* PROBLEM TO SOLVE *
From the data that follows, report the number of lines including "土砂運搬", and only that number.

* MATERIAL FOR THE TASK *
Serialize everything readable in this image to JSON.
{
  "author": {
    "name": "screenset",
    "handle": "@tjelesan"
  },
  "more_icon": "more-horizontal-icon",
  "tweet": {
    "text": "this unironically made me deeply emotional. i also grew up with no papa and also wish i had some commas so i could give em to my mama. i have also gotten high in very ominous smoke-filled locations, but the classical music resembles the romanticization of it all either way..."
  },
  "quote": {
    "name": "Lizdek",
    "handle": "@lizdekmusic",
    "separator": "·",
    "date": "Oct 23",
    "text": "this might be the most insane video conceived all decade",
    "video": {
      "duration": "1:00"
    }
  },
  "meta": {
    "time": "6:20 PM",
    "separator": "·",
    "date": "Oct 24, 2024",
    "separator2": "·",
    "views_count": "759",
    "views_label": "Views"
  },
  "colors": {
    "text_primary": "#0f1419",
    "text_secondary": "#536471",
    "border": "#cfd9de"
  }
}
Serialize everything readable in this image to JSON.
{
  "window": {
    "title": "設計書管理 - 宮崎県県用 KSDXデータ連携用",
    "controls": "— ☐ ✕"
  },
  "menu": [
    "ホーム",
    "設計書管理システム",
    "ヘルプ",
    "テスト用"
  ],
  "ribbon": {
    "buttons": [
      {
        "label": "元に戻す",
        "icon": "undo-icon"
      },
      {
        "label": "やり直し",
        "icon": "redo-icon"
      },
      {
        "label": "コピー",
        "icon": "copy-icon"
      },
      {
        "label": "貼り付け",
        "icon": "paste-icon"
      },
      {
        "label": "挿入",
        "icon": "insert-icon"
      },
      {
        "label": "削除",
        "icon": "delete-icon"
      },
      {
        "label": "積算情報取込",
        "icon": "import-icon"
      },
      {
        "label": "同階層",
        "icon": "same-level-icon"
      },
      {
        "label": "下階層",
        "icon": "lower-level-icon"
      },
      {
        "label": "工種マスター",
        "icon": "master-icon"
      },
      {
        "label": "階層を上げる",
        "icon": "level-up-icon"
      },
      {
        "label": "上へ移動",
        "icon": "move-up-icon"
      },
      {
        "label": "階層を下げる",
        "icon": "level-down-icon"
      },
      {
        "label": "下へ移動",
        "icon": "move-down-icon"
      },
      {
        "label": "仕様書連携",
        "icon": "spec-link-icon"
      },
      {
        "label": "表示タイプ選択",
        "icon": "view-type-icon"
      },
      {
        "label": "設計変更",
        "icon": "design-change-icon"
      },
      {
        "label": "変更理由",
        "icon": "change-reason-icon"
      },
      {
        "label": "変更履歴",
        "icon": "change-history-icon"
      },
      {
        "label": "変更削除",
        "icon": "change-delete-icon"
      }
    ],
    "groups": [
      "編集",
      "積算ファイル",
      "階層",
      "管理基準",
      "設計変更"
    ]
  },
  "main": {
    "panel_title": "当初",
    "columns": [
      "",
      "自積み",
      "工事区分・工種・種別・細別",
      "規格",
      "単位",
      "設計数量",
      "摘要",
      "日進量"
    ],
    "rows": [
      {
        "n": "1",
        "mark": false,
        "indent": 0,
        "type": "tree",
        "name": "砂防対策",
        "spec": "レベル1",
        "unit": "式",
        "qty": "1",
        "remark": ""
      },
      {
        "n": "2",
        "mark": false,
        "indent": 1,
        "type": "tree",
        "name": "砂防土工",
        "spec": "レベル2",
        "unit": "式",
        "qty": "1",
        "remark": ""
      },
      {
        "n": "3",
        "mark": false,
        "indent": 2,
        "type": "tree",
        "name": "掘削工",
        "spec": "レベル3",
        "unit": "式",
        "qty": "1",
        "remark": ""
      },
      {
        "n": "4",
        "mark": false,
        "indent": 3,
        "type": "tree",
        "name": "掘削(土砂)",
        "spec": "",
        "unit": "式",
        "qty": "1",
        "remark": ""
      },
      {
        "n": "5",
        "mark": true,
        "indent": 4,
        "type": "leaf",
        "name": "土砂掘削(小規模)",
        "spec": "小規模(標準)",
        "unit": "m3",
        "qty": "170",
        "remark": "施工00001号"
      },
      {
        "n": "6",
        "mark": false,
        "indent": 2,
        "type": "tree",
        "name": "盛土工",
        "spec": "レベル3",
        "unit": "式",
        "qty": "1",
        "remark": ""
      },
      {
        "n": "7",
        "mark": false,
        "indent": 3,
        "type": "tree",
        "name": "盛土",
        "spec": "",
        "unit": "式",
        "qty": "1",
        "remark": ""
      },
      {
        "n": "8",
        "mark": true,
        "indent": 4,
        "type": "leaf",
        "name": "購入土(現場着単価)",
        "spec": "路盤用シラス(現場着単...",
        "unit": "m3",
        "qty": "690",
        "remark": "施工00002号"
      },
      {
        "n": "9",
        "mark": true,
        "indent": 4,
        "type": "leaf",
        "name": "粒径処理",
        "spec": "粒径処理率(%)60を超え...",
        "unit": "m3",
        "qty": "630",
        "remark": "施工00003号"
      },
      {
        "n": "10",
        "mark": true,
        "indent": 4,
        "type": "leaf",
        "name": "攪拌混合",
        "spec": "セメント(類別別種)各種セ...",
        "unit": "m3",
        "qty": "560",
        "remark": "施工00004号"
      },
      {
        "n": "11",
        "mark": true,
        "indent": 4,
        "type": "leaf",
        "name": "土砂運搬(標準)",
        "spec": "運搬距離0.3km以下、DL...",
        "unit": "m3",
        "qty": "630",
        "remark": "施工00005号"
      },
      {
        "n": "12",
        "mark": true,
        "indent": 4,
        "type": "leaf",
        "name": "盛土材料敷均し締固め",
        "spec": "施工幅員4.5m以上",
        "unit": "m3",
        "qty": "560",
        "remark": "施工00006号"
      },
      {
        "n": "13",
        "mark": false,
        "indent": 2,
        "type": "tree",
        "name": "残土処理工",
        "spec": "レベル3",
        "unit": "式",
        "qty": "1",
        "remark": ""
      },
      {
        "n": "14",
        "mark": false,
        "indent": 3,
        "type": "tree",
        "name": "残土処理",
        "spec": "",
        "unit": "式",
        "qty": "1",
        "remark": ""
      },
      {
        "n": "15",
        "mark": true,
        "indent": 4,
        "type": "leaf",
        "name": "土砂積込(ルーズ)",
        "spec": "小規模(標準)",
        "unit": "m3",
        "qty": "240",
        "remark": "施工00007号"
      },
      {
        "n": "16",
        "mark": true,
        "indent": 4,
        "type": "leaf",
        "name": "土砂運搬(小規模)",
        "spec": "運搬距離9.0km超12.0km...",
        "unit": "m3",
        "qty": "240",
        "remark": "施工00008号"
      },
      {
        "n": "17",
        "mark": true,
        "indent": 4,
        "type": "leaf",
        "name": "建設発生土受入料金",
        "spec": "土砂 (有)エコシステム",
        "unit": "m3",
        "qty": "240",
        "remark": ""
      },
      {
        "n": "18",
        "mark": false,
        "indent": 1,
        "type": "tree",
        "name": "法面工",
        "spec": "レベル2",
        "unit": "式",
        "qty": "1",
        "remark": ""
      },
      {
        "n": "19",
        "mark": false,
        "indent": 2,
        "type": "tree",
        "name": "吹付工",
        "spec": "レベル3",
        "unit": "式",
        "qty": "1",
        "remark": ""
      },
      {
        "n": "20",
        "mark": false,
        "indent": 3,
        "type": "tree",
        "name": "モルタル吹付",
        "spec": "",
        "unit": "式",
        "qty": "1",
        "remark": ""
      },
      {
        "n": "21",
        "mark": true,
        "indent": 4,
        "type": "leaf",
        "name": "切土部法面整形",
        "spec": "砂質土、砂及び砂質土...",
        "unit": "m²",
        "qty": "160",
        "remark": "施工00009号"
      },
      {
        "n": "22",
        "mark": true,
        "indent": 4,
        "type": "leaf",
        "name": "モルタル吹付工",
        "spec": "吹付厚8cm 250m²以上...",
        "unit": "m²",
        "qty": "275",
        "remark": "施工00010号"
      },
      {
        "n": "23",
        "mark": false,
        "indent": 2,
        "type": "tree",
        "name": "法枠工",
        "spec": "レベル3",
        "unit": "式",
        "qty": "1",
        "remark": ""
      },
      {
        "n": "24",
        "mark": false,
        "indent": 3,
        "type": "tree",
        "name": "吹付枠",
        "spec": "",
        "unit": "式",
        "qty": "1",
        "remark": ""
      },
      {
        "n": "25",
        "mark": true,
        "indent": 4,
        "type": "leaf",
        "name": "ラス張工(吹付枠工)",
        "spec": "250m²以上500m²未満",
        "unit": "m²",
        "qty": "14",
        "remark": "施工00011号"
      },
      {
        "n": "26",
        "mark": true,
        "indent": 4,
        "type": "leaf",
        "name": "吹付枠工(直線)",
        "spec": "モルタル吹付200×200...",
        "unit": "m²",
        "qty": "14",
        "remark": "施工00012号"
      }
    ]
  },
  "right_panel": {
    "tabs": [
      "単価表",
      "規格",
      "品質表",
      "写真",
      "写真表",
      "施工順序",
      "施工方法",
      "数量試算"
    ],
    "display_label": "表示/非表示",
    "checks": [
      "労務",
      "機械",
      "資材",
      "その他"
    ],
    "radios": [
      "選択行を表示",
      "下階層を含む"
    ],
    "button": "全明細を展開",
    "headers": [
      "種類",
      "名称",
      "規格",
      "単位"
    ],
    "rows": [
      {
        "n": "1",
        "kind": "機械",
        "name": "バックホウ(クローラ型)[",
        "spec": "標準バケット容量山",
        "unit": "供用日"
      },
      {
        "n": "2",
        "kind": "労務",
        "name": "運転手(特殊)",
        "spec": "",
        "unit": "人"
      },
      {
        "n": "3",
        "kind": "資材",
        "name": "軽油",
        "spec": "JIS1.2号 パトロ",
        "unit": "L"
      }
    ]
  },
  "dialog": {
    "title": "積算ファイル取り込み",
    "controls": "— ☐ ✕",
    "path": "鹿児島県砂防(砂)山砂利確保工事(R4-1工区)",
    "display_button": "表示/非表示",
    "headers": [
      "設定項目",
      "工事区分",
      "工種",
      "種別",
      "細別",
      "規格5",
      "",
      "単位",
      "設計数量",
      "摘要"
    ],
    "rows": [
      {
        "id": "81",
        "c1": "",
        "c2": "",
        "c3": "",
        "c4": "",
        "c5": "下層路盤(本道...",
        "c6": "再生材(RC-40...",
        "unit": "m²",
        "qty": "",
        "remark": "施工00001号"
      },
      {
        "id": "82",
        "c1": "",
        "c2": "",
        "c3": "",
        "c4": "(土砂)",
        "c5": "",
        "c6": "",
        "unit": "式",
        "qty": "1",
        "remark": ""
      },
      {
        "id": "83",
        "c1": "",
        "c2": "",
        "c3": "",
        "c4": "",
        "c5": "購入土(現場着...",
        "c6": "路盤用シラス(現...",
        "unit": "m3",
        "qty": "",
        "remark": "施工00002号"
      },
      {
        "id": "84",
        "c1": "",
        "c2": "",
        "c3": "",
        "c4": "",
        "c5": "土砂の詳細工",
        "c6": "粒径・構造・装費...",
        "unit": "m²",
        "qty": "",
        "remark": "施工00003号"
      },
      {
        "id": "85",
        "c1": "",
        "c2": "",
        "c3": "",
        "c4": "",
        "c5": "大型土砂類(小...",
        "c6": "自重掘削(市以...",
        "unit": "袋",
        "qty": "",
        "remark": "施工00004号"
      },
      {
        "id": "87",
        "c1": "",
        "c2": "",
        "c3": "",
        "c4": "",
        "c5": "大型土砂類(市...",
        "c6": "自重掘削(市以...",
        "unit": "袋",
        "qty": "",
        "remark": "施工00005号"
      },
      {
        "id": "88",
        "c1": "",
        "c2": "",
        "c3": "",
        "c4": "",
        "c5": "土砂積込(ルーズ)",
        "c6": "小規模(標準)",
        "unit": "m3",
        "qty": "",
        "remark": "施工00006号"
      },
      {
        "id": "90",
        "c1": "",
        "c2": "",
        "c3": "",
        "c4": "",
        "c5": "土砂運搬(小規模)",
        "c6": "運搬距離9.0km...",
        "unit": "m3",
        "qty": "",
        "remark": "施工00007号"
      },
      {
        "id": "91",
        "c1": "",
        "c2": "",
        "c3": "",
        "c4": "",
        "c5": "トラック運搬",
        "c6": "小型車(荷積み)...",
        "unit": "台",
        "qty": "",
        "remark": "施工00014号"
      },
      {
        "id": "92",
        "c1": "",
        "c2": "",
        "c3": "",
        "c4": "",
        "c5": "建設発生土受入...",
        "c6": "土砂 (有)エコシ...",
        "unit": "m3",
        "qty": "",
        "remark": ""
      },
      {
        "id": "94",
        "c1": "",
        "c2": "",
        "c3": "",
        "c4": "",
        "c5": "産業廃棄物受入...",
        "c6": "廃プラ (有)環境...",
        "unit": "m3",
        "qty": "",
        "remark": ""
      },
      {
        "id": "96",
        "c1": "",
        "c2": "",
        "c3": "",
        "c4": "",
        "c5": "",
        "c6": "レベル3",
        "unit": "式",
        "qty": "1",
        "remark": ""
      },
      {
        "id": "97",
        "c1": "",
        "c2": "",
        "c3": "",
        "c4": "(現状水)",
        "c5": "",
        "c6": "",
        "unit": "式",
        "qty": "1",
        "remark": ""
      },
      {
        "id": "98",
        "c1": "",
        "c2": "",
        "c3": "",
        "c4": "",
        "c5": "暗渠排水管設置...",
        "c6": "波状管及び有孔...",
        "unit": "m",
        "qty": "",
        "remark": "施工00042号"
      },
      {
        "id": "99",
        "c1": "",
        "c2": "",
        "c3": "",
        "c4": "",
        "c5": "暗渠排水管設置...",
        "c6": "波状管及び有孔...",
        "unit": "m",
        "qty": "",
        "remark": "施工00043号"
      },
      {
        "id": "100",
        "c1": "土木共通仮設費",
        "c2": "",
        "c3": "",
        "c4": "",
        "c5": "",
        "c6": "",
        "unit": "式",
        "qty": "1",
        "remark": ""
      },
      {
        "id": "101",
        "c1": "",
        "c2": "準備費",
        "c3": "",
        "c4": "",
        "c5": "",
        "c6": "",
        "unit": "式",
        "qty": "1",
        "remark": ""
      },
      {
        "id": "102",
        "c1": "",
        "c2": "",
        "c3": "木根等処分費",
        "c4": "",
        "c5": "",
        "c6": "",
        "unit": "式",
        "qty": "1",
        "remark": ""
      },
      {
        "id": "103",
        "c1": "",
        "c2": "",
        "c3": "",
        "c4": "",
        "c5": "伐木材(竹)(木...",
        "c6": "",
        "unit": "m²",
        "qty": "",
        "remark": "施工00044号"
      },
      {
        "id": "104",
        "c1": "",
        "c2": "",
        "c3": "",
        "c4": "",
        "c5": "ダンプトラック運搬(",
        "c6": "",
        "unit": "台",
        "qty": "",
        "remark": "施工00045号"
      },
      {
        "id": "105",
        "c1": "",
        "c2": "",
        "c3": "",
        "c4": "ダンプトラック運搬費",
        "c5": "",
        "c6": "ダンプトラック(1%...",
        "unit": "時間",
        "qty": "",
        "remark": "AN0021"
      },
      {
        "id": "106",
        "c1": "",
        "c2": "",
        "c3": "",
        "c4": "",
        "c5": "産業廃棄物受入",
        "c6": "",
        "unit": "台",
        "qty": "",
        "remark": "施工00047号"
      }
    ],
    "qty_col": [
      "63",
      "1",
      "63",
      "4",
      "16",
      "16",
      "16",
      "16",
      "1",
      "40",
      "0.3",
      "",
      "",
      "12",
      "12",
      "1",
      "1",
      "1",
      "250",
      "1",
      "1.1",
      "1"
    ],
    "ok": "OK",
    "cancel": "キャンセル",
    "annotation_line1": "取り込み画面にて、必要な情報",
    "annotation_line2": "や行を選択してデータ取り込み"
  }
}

* WRITTEN SOLUTION *
3